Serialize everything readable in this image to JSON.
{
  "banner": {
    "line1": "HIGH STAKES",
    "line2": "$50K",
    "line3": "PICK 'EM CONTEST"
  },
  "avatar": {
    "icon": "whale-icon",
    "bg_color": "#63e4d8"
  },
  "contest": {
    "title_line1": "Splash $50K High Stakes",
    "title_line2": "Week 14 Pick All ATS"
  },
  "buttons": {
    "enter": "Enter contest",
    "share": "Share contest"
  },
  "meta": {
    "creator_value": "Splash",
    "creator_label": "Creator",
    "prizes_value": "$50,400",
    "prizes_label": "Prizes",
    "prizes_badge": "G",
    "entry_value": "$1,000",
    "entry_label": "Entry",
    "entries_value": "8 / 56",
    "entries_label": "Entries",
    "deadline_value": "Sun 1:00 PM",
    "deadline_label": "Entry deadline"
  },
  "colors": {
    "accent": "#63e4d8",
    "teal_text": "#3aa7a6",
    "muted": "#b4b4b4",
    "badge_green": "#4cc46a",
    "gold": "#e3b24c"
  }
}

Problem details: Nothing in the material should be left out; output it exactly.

Your solution:
Serialize everything readable in this image to JSON.
{
  "banner": {
    "line1": "HIGH STAKES",
    "line2": "$50K",
    "line3": "PICK 'EM CONTEST"
  },
  "avatar": {
    "icon": "whale-icon",
    "bg_color": "#63e4d8"
  },
  "contest": {
    "title_line1": "Splash $50K High Stakes",
    "title_line2": "Week 14 Pick All ATS"
  },
  "buttons": {
    "enter": "Enter contest",
    "share": "Share contest"
  },
  "meta": {
    "creator_value": "Splash",
    "creator_label": "Creator",
    "prizes_value": "$50,400",
    "prizes_label": "Prizes",
    "prizes_badge": "G",
    "entry_value": "$1,000",
    "entry_label": "Entry",
    "entries_value": "8 / 56",
    "entries_label": "Entries",
    "deadline_value": "Sun 1:00 PM",
    "deadline_label": "Entry deadline"
  },
  "colors": {
    "accent": "#63e4d8",
    "teal_text": "#3aa7a6",
    "muted": "#b4b4b4",
    "badge_green": "#4cc46a",
    "gold": "#e3b24c"
  }
}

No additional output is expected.